Since they are flexible, high-aspect-ratio nanostructures store elastic energy. When released, this energy could be used to destroy bacteria by physically stretching and rupturing their cell membranes. This technique was inspired by the bactericidal nature of insect wings and destroys both Gram-positive and Gram-negative bacteria at extremely high rates. The nanostructures could make for a new type of highly efficient mechano-responsive antibacterial surface.
Antibiotic resistance is an increasing problem worldwide. In Europe, for example, around 25,000 people die every year from resistant bacterial infections. Without new antibacterial agents, routine medical procedures and operations could soon become impossible.
Antibacterial surfaces are used to prevent the formation of bacterial biofilms on a variety of surfaces, including medical tools and implants. Until now, these generally worked thanks to a chemical coating that slowly releases a biocidal agent and kills bacteria that come into contact with it. This approach does have some drawbacks, however, with the main one being that bacteria may develop resistance over time.
Cicada wings are natural bactericides
A team of researchers led by Elena Ivanova of RMIT University in Melbourne, Australia, recently discovered that cicada wings, which are covered with arrays of pillars roughly 200 nm high and 60 nm in diameter, are highly bactericidal. This property is purely physico-mechanical – the bacteria cell membranes stretch and rupture between the pillars, which is the point subjected to the highest mechanical stress.
The researchers found that the bactericidal efficiency of the nanostructured surfaces depends on the spacing and size of the nanofeatures. This suggests that the nanopatterns can be modified to increase the surfaces’ antibacterial properties depending on which type of bacteria need to be treated. Gram-negative bacterial cells like Pseudomonas aeruginosa, for example, are destroyed relatively quickly on cicada wings, while Gram-positive bacteria such as Staphylococcus aureus are more tenacious since they resist the stretching process better. The differences in the two types of bacteria might come from the mechanical properties of the bacterial cell membranes themselves.

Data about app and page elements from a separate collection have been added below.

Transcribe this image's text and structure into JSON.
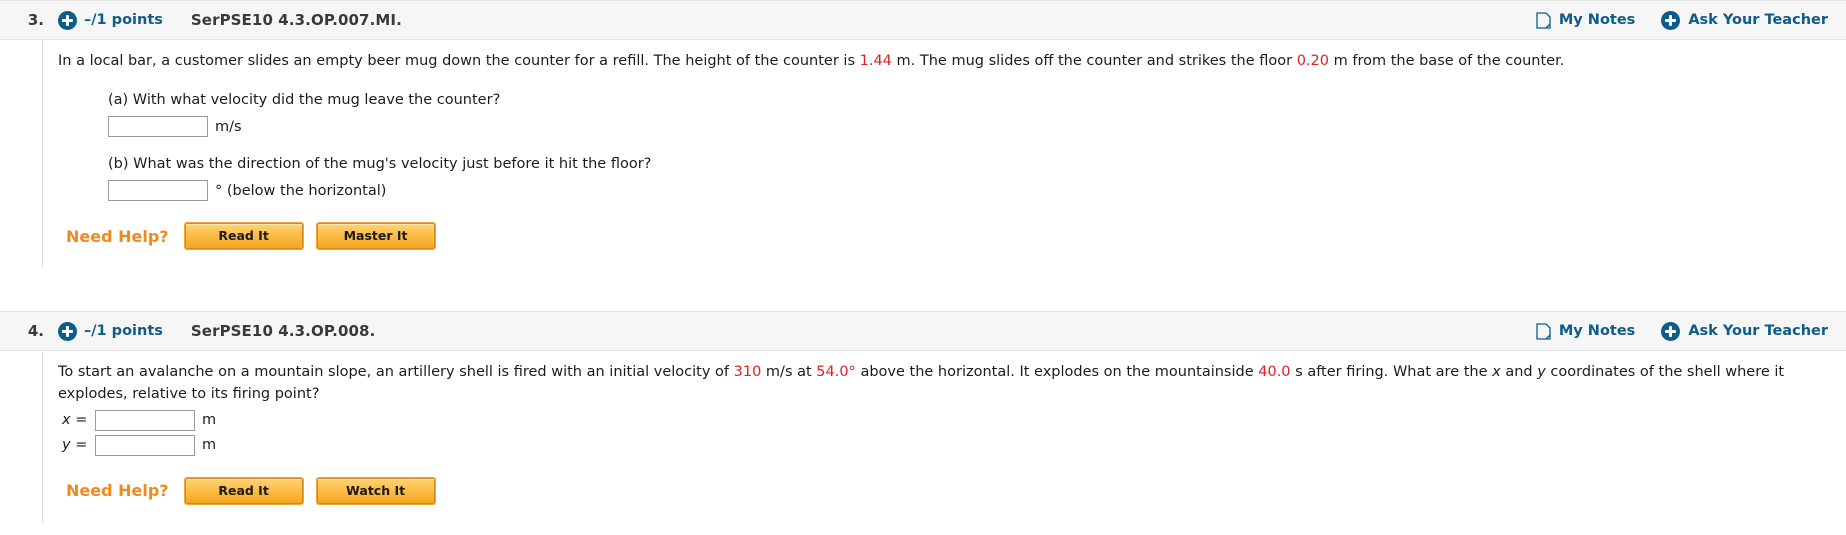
{
  "questions": [
    {
      "number": "3.",
      "points": "–/1 points",
      "code": "SerPSE10 4.3.OP.007.MI.",
      "tools": {
        "notes": "My Notes",
        "ask": "Ask Your Teacher"
      },
      "prompt": {
        "part1": "In a local bar, a customer slides an empty beer mug down the counter for a refill. The height of the counter is ",
        "value1": "1.44",
        "part2": " m. The mug slides off the counter and strikes the floor ",
        "value2": "0.20",
        "part3": " m from the base of the counter."
      },
      "subquestions": [
        {
          "label": "(a) With what velocity did the mug leave the counter?",
          "value": "",
          "unit": "m/s"
        },
        {
          "label": "(b) What was the direction of the mug's velocity just before it hit the floor?",
          "value": "",
          "unit": "° (below the horizontal)"
        }
      ],
      "need_help": {
        "label": "Need Help?",
        "buttons": [
          "Read It",
          "Master It"
        ]
      }
    },
    {
      "number": "4.",
      "points": "–/1 points",
      "code": "SerPSE10 4.3.OP.008.",
      "tools": {
        "notes": "My Notes",
        "ask": "Ask Your Teacher"
      },
      "prompt": {
        "part1": "To start an avalanche on a mountain slope, an artillery shell is fired with an initial velocity of ",
        "value1": "310",
        "part2": " m/s at ",
        "value2": "54.0°",
        "part3": " above the horizontal. It explodes on the mountainside ",
        "value3": "40.0",
        "part4": " s after firing. What are the ",
        "ital1": "x",
        "part5": " and ",
        "ital2": "y",
        "part6": " coordinates of the shell where it explodes, relative to its firing point?"
      },
      "coordinates": [
        {
          "label": "x =",
          "value": "",
          "unit": "m"
        },
        {
          "label": "y =",
          "value": "",
          "unit": "m"
        }
      ],
      "need_help": {
        "label": "Need Help?",
        "buttons": [
          "Read It",
          "Watch It"
        ]
      }
    }
  ],
  "colors": {
    "accent_blue": "#0e5c8a",
    "highlight_red": "#e02020",
    "help_orange": "#f08a1e"
  }
}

Inspired by these natural nanostructures, Ivanova and colleagues decided to design similar surfaces using high-aspect-ratio vertically aligned carbon nanotubes (VACNTs) grown by chemical vapour deposition as the pillars. Carbon nanotubes are very attractive for biotechnology applications thanks to their high strength and stiffness and high electrical and thermal conductivity. VACNTs, which share many of the same properties as CNTs, are also highly flexible and resilient, and can be easily functionalized using a plasma treatment. They can be made in different lengths by adjusting growth times, which allows their bending stiffness, and thus the amount of elastic energy they store, to be controlled.

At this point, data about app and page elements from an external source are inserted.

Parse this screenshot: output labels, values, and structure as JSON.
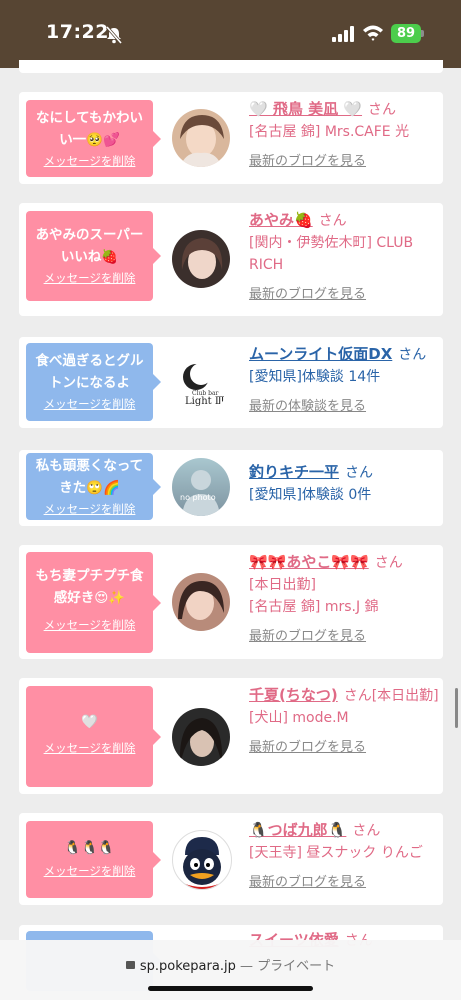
{
  "status": {
    "time": "17:22",
    "battery": "89"
  },
  "cards": [
    {
      "message": "なにしてもかわいい一🥺💕",
      "delete_label": "メッセージを削除",
      "bubble_color": "#ff8fa4",
      "name": "🤍 飛鳥 美凪 🤍",
      "suffix": "さん",
      "details": [
        "[名古屋 錦] Mrs.CAFE 光"
      ],
      "link": "最新のブログを見る"
    },
    {
      "message": "あやみのスーパーいいね🍓",
      "delete_label": "メッセージを削除",
      "bubble_color": "#ff8fa4",
      "name": "あやみ🍓",
      "suffix": "さん",
      "details": [
        "[関内・伊勢佐木町] CLUB RICH"
      ],
      "link": "最新のブログを見る"
    },
    {
      "message": "食べ過ぎるとグルトンになるよ",
      "delete_label": "メッセージを削除",
      "bubble_color": "#8fb8ec",
      "name": "ムーンライト仮面DX",
      "suffix": "さん",
      "details": [
        "[愛知県]体験談 14件"
      ],
      "link": "最新の体験談を見る",
      "avatar_text": [
        "Club bar",
        "Light Ⅲ"
      ]
    },
    {
      "message": "私も頭悪くなってきた🙄🌈",
      "delete_label": "メッセージを削除",
      "bubble_color": "#8fb8ec",
      "name": "釣りキチ一平",
      "suffix": "さん",
      "details": [
        "[愛知県]体験談 0件"
      ],
      "avatar_text": [
        "no photo"
      ]
    },
    {
      "message": "もち妻プチプチ食感好き😍✨",
      "delete_label": "メッセージを削除",
      "bubble_color": "#ff8fa4",
      "name": "🎀🎀あやこ🎀🎀",
      "suffix": "さん",
      "details": [
        "[本日出勤]",
        "[名古屋 錦] mrs.J 錦"
      ],
      "link": "最新のブログを見る"
    },
    {
      "message": "🤍",
      "delete_label": "メッセージを削除",
      "bubble_color": "#ff8fa4",
      "name": "千夏(ちなつ)",
      "suffix": "さん[本日出勤]",
      "details": [
        "[犬山] mode.M"
      ],
      "link": "最新のブログを見る"
    },
    {
      "message": "🐧🐧🐧",
      "delete_label": "メッセージを削除",
      "bubble_color": "#ff8fa4",
      "name": "🐧つば九郎🐧",
      "suffix": "さん",
      "details": [
        "[天王寺] 昼スナック りんご"
      ],
      "link": "最新のブログを見る"
    },
    {
      "name": "スイーツ依愛",
      "suffix": "さん"
    }
  ],
  "browser": {
    "domain": "sp.pokepara.jp",
    "separator": "—",
    "mode": "プライベート"
  }
}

Shorter nanotubes are best
When the VACNTs come into contact with a bacterial cell, they bend and release their elastic energy. This bending stretches the bacterial cell membrane and destroys it, so killing the bacteria.
The researchers observed the bactericidal effect of the nanotubes using a variety of techniques, including focused ion beam-scanning electron microscopy (FIB-SEM) and scanning transmission electron microscopy (STEM).
“We found that shorter nanotubes around 1 micron in length are more efficient at inactivating bacteria thanks to their ability to store and release more elastic energy compared to longer tubes,” says Ivanova. “We achieved bactericidal rates of as high as 99.3% for P. aeruginosa and 84.9% for S. aureus by modifying the lengths of the VACNTs, which allowed us to determine the optimal length for efficiently killing different types of bacteria.”
A new platform to combat antibiotic resistance
“Modulating the CNT characteristics in this way will further improve our understanding of mechano-bactericidal mechanisms. It also shows that the antibacterial activity of high-aspect ratio nanofeatures can outperform both natural bactericidal surfaces and other synthetic nanostructured multifunctional surfaces reported previously.
“Indeed, we believe that such high-aspect ratio features are promising as a new platform to combat antibiotic resistance in pathogenic bacteria,” she tells Physics World.
The team, reporting its work in ACS Nano 10.1021/acsnano.8b01665, says that it is now busy optimizing the height of its high-aspect ratio nanopatterns to make them more efficient against a wider range of bacteria.